The Handbook brings together the theoretical thinking and practical experience of educators who are working in many parts of the world to build a culture of human rights. It provides working definitions for human rights education and outlines goals, audiences, and content for this rapidly growing field. At the heart of this manual are practical chapters on the art of facilitation and a compendium of effective methodologies for HR education in both formal and informal settings. These chapters are supplemented by documents, workshop models, sample activities, and resource lists.
Economic and Social Justice: A Human Rights Perspective
By David A. Shiman. A Publication of the Human Rights Resource Center and the Stanley Foundation. This is Topic Book 1 in the HR Education Series, and a companion to Human Rights Here and Now. Explains the differences between economic, social, and cutural rights in an historical context from the civil rights movement to human rights movements. Includes various HR documents, including an abridged text of the UDHR, a glossary of HR terms, and resource lists.
Educating for Social Responsibility: Teacher-designed Curricula for Peace Education, K-12 Reardon, B. (ed.) (1988) New York: Teachers College Press.
Education for Leadership and Social Responsibility. Nemerowicz, G. & Rosi, E. (1997) Washington, DC: The Falmer Press.
Facing History and Ourselves: Holocaust and Human Behavior Resource Handbook. Facing History and Ourselves National Foundation, Inc. (1994) Brookline: Author
Human Rights Education: the Fourth R. Enloe, W. & Willems, G. (1994) Chicago: Amnesty International USA, Human Rights Educators’ Network
On Human Dignity: the Need for Human Rights Education, Tibbets, F. (1996) Social Education, Vol. 60 #6, 428-431.
Articles on Human Rights Education by William Fernekes in Social Education, www.socialstudies.org
The Kid’s Guide to Social Action, by Barbara Lewis, Free Spirit Publishing, 1998
Teaching for Social Justice, Edited by W. Ayers, J.A. Hunt, & T. Quinn, The New Press, New York, 1998
Speak Truth to Power
An education and advocacy package (book, handbook, video, play, website) in collaboration with Amnesty International and Umbrage Editions. Book by Kerry Kennedy Cuomo, play by Ariel Dorfman, www.speaktruthtopower.org
Resources on Human Rights Related Topics and Issues
The University of Minnesota Human Rights Resource has developed an excellent student activity called Taking the Human Rights Temperature of Your School. The survey uses criteria from the Universal Declaration of Human Rights to frame questions that assess the human rights conditions and climate of your school. This activity can be found on-line at: http://www.hrusa.org/hrmaterials/temperature/default.shtm
The Art of Peace: Nobel Peace Laureates Discuss Human Rights, Conflict and Resolution
Edited by Jeffrey Hopkins. In November 1998 nine Nobel Peace Laureates convened at the University of Virginia to share their views about the importance of basic human rights, their concerns about conflicts that arise when these rights are denied, and their practical ideas for achieving reconciliation. At the core of their agenda is the conviction that an ethical concern for the welfare of others is essential for personal, political, social, and economic balance. The book includes short biographies of each of the laureates. Each presentation is followed by responses from the participants as well as questions from the audience.

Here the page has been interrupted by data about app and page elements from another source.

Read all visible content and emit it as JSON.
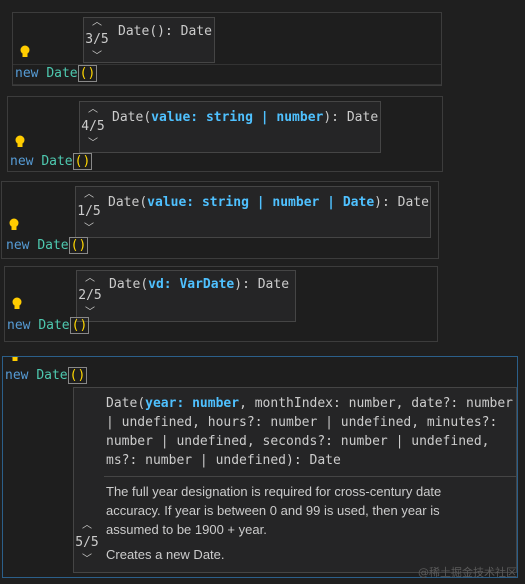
{
  "code": {
    "keyword": "new",
    "class": "Date",
    "parens": "()"
  },
  "overloads": [
    {
      "counter": "3/5",
      "name": "Date",
      "params": "()",
      "ret": ": Date"
    },
    {
      "counter": "4/5",
      "name": "Date",
      "open": "(",
      "p1": "value",
      "sep1": ": ",
      "t1": "string",
      "bar1": " | ",
      "t2": "number",
      "close": "): Date"
    },
    {
      "counter": "1/5",
      "name": "Date",
      "open": "(",
      "p1": "value",
      "sep1": ": ",
      "t1": "string",
      "bar1": " | ",
      "t2": "number",
      "bar2": " | ",
      "t3": "Date",
      "close": "): Date"
    },
    {
      "counter": "2/5",
      "name": "Date",
      "open": "(",
      "p1": "vd",
      "sep1": ": ",
      "t1": "VarDate",
      "close": "): Date"
    }
  ],
  "expanded": {
    "counter": "5/5",
    "name": "Date",
    "open": "(",
    "p1": "year",
    "sep1": ": ",
    "t1": "number",
    "rest_line1": ", monthIndex: number, date?: number",
    "line2": "| undefined, hours?: number | undefined, minutes?:",
    "line3": "number | undefined, seconds?: number | undefined,",
    "line4": "ms?: number | undefined): Date",
    "doc1": "The full year designation is required for cross-century date accuracy. If year is between 0 and 99 is used, then year is assumed to be 1900 + year.",
    "doc2": "Creates a new Date."
  },
  "icons": {
    "lightbulb": "lightbulb-icon",
    "chevron_up": "chevron-up-icon",
    "chevron_down": "chevron-down-icon"
  },
  "colors": {
    "keyword": "#569cd6",
    "class": "#4ec9b0",
    "param": "#9cdcfe",
    "bulb": "#ffcc00"
  },
  "watermark": "@稀土掘金技术社区"
}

A Call to Service: a Witness to Idealism
By Robert Coles. (1993) Boston: Houghton Mifflin Company.A primer on social responsibility from an internationally recognized authority on the inner lives of children, who has inspired many in education. A great book for discussing idealism in the context of community service, civil society, citizenship, social movements and international work.
Ethics for the New Millennium

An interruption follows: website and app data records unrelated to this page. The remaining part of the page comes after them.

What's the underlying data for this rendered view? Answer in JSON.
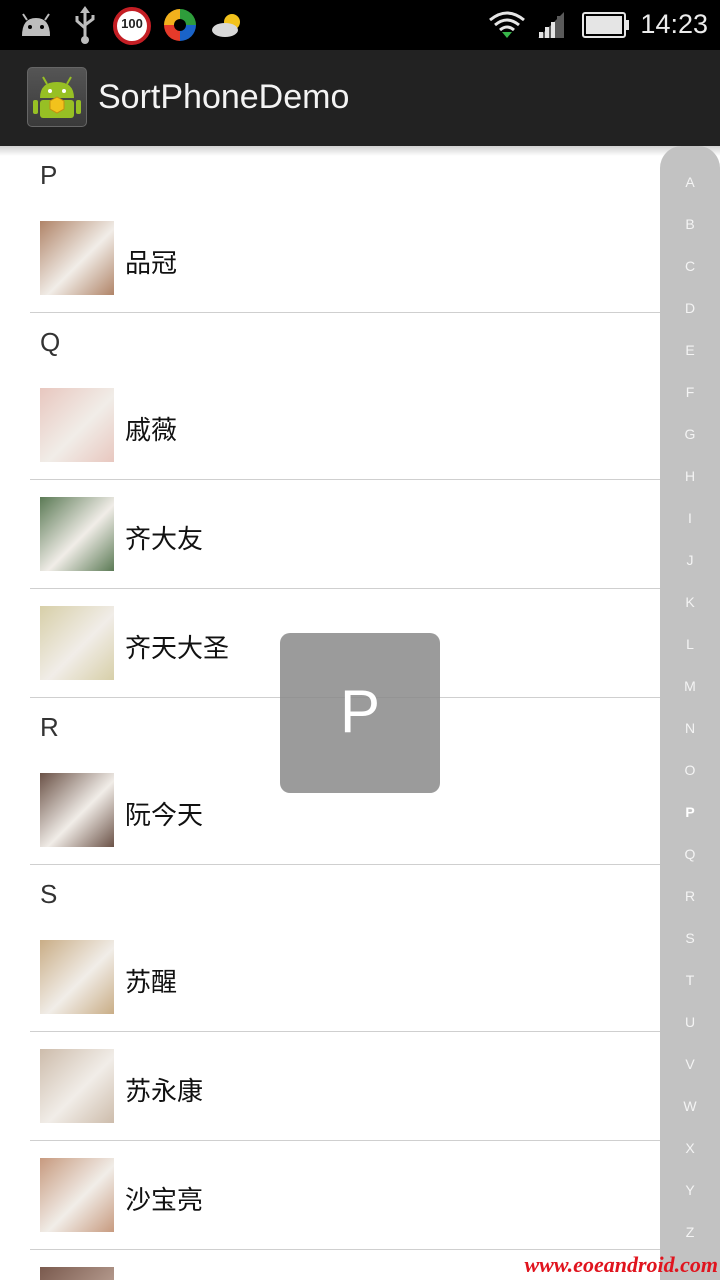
{
  "status_bar": {
    "time": "14:23",
    "battery_badge": "100",
    "icons": [
      "android-icon",
      "usb-icon",
      "battery-badge-icon",
      "app-circle-icon",
      "weather-icon",
      "wifi-icon",
      "signal-icon",
      "battery-icon"
    ]
  },
  "action_bar": {
    "title": "SortPhoneDemo",
    "icon": "android-app-icon"
  },
  "list": {
    "sections": [
      {
        "letter": "P",
        "rows": [
          {
            "name": "品冠",
            "avatar_color": "#b08468"
          }
        ]
      },
      {
        "letter": "Q",
        "rows": [
          {
            "name": "戚薇",
            "avatar_color": "#e8c7bf"
          },
          {
            "name": "齐大友",
            "avatar_color": "#5b7a55"
          },
          {
            "name": "齐天大圣",
            "avatar_color": "#d7cfa8"
          }
        ]
      },
      {
        "letter": "R",
        "rows": [
          {
            "name": "阮今天",
            "avatar_color": "#6b5247"
          }
        ]
      },
      {
        "letter": "S",
        "rows": [
          {
            "name": "苏醒",
            "avatar_color": "#c9ad86"
          },
          {
            "name": "苏永康",
            "avatar_color": "#cdbcab"
          },
          {
            "name": "沙宝亮",
            "avatar_color": "#c79a7f"
          }
        ]
      }
    ]
  },
  "side_index": {
    "letters": [
      "A",
      "B",
      "C",
      "D",
      "E",
      "F",
      "G",
      "H",
      "I",
      "J",
      "K",
      "L",
      "M",
      "N",
      "O",
      "P",
      "Q",
      "R",
      "S",
      "T",
      "U",
      "V",
      "W",
      "X",
      "Y",
      "Z"
    ],
    "active": "P"
  },
  "overlay": {
    "letter": "P"
  },
  "watermark": "www.eoeandroid.com",
  "colors": {
    "action_bar": "#222222",
    "sidebar": "#c2c2c2",
    "overlay": "#8a8a8a",
    "divider": "#cfcfcf"
  }
}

By His Holiness The Dalai Lama. The Dalai Lama discusses a Buddhist view of ethics with a universal lens for addressing global issues in the next century and beyond. This book is a great pathway to engage a dialogue in any classroom or educational circle about the human condition and what it takes to cultivate humanity in a global society, from one who is felt by many to be one of our greatest models. Its no accident this book was a NY Times Bestseller for months.
Freedom From Fear

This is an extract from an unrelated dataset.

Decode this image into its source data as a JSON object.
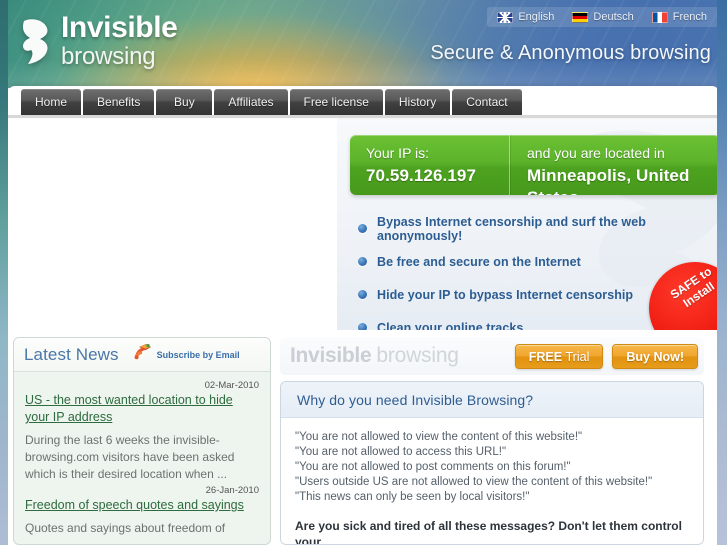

By Aung San Suu Kyi. The moving collection of writings of a courageous leader of Burma’s National League for Democracy who was put under house arrest by the ruling military junta that took over Burma during the process of a democratic election that she eventually won. Winner of the 1991 Nobel Peace Prize, Aung San Suu Kyi has become a global leader on human rights, peace and social justice. A primer for any study of Burma.
The Human Rights Reader
Ishay, M. (1997) New York: Routledge. A comprehensive anthology of primary source material for the study of human rights throughout the growth of Buddhist, Christian, Muslim, Greek, and Roman civilizations, through the Enlightenment and Industrial Age, and up to the present. A recommended tool of study for any human rights education.
The Human Rights Reader:
Major Political Essays, Speeches, and Documents, from the Bible to the Present
Micheline Ishay, ed., Routledge, New York: 1997. A comprehensive anthology of primary source material for the study of human rights throughout the growth of Buddhist, Christian, Muslim, Greek, and Roman civilizations, through the Enlightenment and Industrial Age, and up to the present. A recommended tool of study for any human rights education.
In the Footsteps of Gandhi: Conversations with Spiritual Social Activists
By Catherine Ingram. (1990) Berkeley: Parallax Press. Twelve interviews with a variety of inspirational leaders, including The Dalai Lama, Desmond Tutu, Cesar Chavez, Joanna Macy, Ram Dass, Joan Baez and Gary Snyder. A great source of wisdom to help examine issues of social justice and social responsibility.
Iqbal Masih and the Crusaders Against Child Slavery
By Susan Kuklin. A journey through the history of child labor and slavery through the lens of Igbal Masih, a Pakistani boy who under bondage was forced to work in a carpet actory. He became an international human rights activist by risking his life to tell his story and work to end the system of child slavery in his country and around the world. Groups of American and European middle school students actively took up his cause and raised tremedous awareness of the plight of children like Iqbal. A great primer for a study of the rights of the child. Recommended for grades 4 and up.
Irrepressible Spirit: Conversations with Human Rights Activists
By Susan Kuklin. (1996) New York: G. P. Putnam’s Sons. A cultural and biographical survey of human rights issues inspired by the work of the international NGO Human Right Watch. Through meetings with human rights practitioners and professionals from Asia, Africa, Europe and the Americas author introduces you to an entire division of labor of human rights work, from those who work on the ground to those who work behind the scenes to address international human rights violations. One of few book like this written for secondary school students. A great primer on human rights education.
State of the Peoples: a Global Human Rights Report on Societies in Danger Cultural Survival (1993) Boston: Beacon Press.
Talking Peace: a Vision for the Next Generation
By Jimmy Carter. (1993) New York: Dutton Children’s Books.This former President sets a model for global citizenship to young people through his reflections on working for conflict resolution and peace during office and currently through The Carter Center. Jimmy Carter discusses issues of war, peace, global conflict, mediation, The Middle East Peace Process, and human rights. A primer for teaching about global citizenship and social responsibility.
The Universal Declaration of Human Rights, An Adaptation for Children by Ruth Rocha & Otavio Roth, United Nations Publications
Human Rights Education Sources On-Line:
Puget Sound Resources
Kitsap County Council for Human Rights: 614 Division Street MS-23, Port Orchard, WA 98366, 360.337.7185